• [Aim of the exercise] Copy the records word for word, omitting all pictures.
*** Opening of Available records ***
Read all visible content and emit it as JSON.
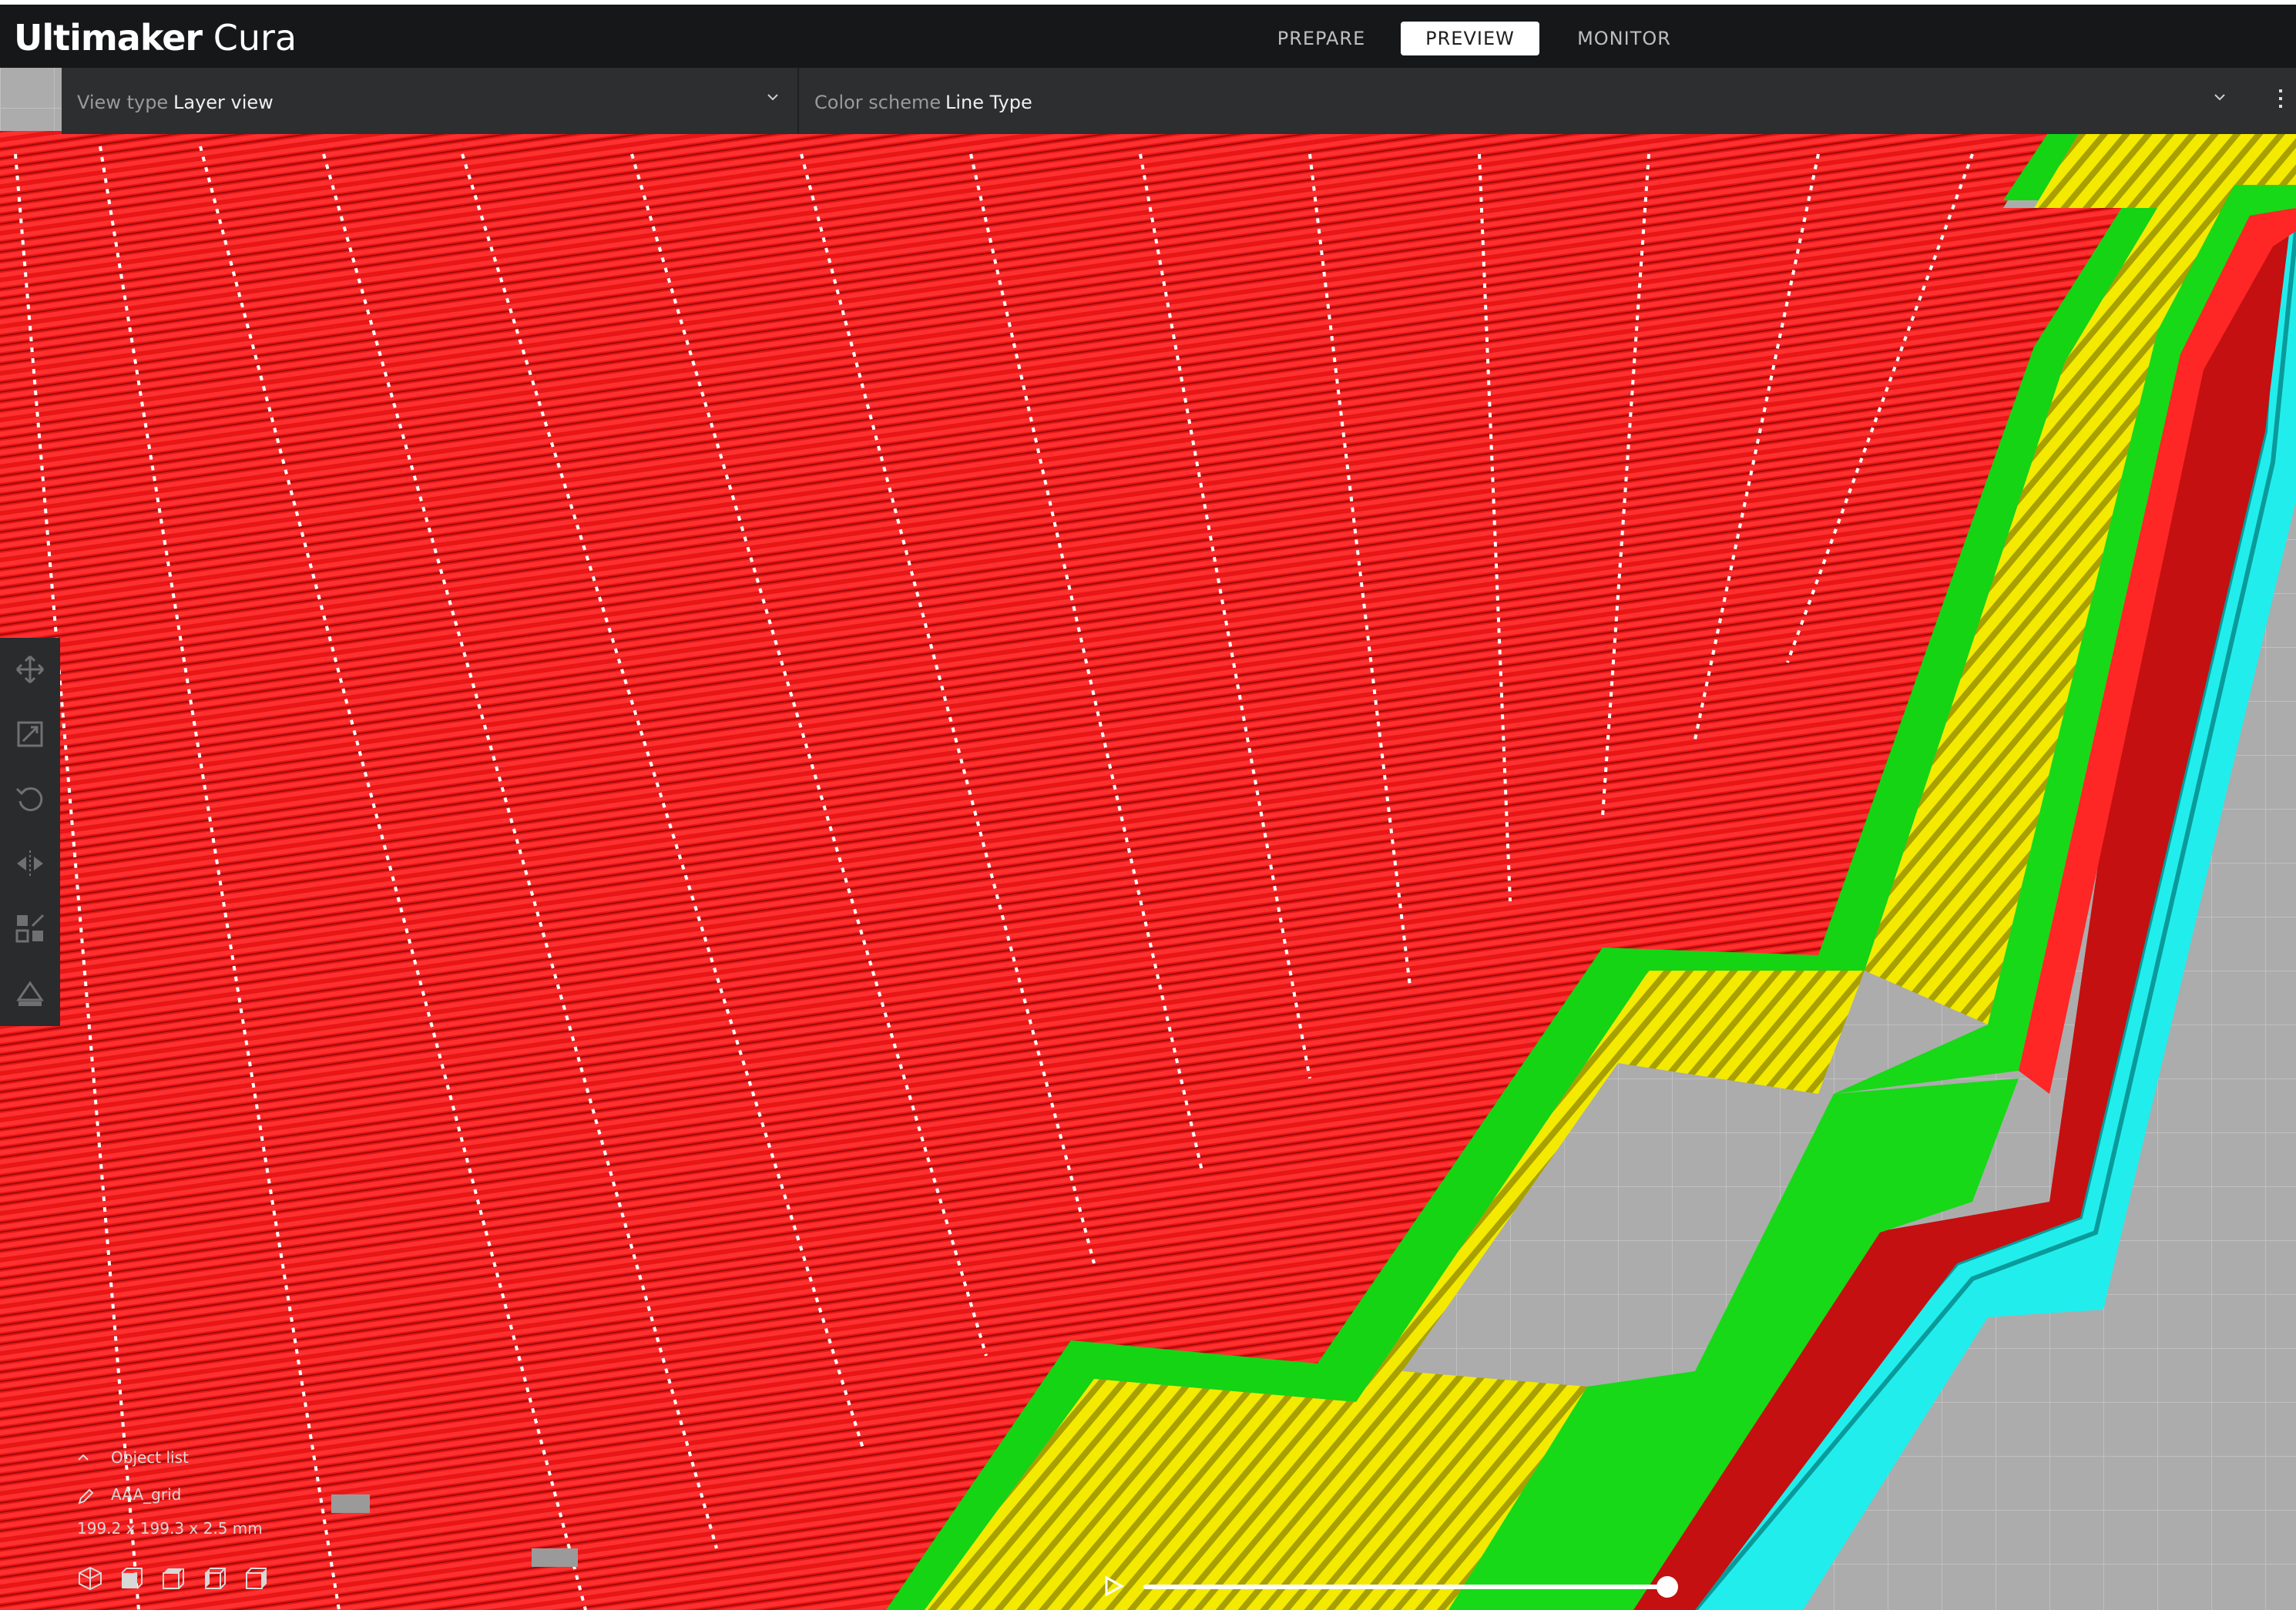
{
  "app": {
    "name_bold": "Ultimaker",
    "name_light": "Cura"
  },
  "stages": [
    {
      "label": "PREPARE",
      "active": false
    },
    {
      "label": "PREVIEW",
      "active": true
    },
    {
      "label": "MONITOR",
      "active": false
    }
  ],
  "view": {
    "view_type_label": "View type",
    "view_type_value": "Layer view",
    "color_scheme_label": "Color scheme",
    "color_scheme_value": "Line Type"
  },
  "tools": [
    "move-icon",
    "scale-icon",
    "rotate-icon",
    "mirror-icon",
    "per-model-settings-icon",
    "support-blocker-icon"
  ],
  "object_list": {
    "toggle_label": "Object list",
    "object_name": "AAA_grid",
    "dimensions": "199.2 x 199.3 x 2.5 mm"
  },
  "view_orientation_icons": [
    "3d-view-icon",
    "front-view-icon",
    "top-view-icon",
    "left-view-icon",
    "right-view-icon"
  ],
  "layer_slider": {
    "position": 1.0
  },
  "colors": {
    "infill": "#ff1a1a",
    "skin": "#fff200",
    "outer_wall": "#ff2020",
    "inner_wall": "#22e022",
    "skirt": "#1ff2f2",
    "build_plate": "#a8a8a8",
    "travel": "#ffffff"
  }
}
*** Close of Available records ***
• [Worked solution]
Read all visible content and emit it as JSON.
{
  "app": {
    "name_bold": "Ultimaker",
    "name_light": "Cura"
  },
  "stages": [
    {
      "label": "PREPARE",
      "active": false
    },
    {
      "label": "PREVIEW",
      "active": true
    },
    {
      "label": "MONITOR",
      "active": false
    }
  ],
  "view": {
    "view_type_label": "View type",
    "view_type_value": "Layer view",
    "color_scheme_label": "Color scheme",
    "color_scheme_value": "Line Type"
  },
  "tools": [
    "move-icon",
    "scale-icon",
    "rotate-icon",
    "mirror-icon",
    "per-model-settings-icon",
    "support-blocker-icon"
  ],
  "object_list": {
    "toggle_label": "Object list",
    "object_name": "AAA_grid",
    "dimensions": "199.2 x 199.3 x 2.5 mm"
  },
  "view_orientation_icons": [
    "3d-view-icon",
    "front-view-icon",
    "top-view-icon",
    "left-view-icon",
    "right-view-icon"
  ],
  "layer_slider": {
    "position": 1.0
  },
  "colors": {
    "infill": "#ff1a1a",
    "skin": "#fff200",
    "outer_wall": "#ff2020",
    "inner_wall": "#22e022",
    "skirt": "#1ff2f2",
    "build_plate": "#a8a8a8",
    "travel": "#ffffff"
  }
}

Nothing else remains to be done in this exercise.